The changes you need to make may not be as major as you think. The “climate” of a relationship can be changed by starting conversations in a different way, or catching yourself when you know you are about to add to the amount of tension. Staying focused on behaviors that make the two of you feel closer, rather than a power struggle in which each tries to prove that they are right, is one of the keys to a successful marriage. Without help, the hurtful things that are said and done can harm the fabric of a marriage.

You can learn to speak and listen in a softer, kinder way. Couples react badly to conflict, and need new skills.

You will be asked to communicate differently with your partner, be more aware of the effect you are having on each other, and consider the choices you are making when you communicate. Researchers have found that couples suffer if there are more negative messages than positive ones. We respond badly if we don’t feel appreciated, or keep hearing negatives. It is important to communicate differently. Statements about your partner tend to raise tension, while statements about yourself are safer. You will be asked to be honest about your own reactions to stressful tense moments, and try out new approaches so you can avoid conflict more effectively. Once you begin doing this, you’ll find your partner will respond differently, too. Soon you’ll find that you can resolve conflicts more easily and find them far less frightening. It is a learning process that is healthy, positive, and part of your personal growth.

Learn How to:

Understand and comfort and work with your partner even when you are upset or disagree.
Discuss events that have put your relationship at risk.
Listen to your partner.
Tell your partner what you want instead of expecting your partner to know.
Be thoughtful, curious and concerned about your partner
Stand your ground when it matters.
Give support for your partner’s goals.
Show affection.

Consider Investing in a Larger Dose of Couples Counseling:

Meet for a half day or a full day. Dive in and focus on your relationship in a serious way. Learn more about how to change.

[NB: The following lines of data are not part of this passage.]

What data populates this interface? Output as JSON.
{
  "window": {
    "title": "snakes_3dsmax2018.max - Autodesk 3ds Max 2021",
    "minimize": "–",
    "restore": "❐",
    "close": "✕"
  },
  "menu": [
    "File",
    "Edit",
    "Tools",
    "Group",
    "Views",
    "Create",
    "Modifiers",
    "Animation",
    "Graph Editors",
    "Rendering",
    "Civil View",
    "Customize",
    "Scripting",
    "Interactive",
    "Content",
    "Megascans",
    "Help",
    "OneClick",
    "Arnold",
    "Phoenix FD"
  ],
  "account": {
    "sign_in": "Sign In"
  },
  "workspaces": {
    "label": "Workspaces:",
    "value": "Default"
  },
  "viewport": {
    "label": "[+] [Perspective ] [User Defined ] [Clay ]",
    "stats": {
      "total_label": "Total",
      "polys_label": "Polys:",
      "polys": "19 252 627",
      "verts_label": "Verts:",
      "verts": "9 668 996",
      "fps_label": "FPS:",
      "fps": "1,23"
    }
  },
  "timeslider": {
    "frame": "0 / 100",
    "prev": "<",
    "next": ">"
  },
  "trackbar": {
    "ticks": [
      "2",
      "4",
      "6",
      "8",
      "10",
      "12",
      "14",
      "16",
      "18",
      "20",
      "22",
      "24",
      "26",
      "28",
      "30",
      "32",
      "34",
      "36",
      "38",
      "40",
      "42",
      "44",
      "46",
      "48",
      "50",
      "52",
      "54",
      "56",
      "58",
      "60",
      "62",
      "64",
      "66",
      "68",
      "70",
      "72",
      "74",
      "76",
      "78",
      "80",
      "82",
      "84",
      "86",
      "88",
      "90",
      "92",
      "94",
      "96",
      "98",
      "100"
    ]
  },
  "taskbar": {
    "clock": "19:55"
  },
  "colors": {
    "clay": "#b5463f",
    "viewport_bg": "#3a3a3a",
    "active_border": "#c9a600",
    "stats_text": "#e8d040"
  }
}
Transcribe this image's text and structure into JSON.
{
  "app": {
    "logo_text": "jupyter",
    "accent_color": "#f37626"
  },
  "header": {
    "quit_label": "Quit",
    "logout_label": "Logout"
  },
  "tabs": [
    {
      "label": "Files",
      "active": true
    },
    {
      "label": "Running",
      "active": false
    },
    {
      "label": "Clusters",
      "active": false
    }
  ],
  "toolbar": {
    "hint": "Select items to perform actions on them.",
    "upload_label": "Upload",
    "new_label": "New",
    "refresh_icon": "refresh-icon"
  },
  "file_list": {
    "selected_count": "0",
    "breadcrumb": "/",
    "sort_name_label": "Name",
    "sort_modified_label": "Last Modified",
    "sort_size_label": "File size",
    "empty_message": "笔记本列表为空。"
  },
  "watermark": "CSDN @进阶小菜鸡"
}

Give your partnership the intense work it deserves.

Intense Couples Counseling appointments – Fridays or weekends – half day or full day.

Call now…

Mr. Schwab will help you take advantage of health insurance by issuing a receipt that can be used to make out-of-network claims

Take the first step towards better relationships.

Pick up the phone and call (610) 565-1628.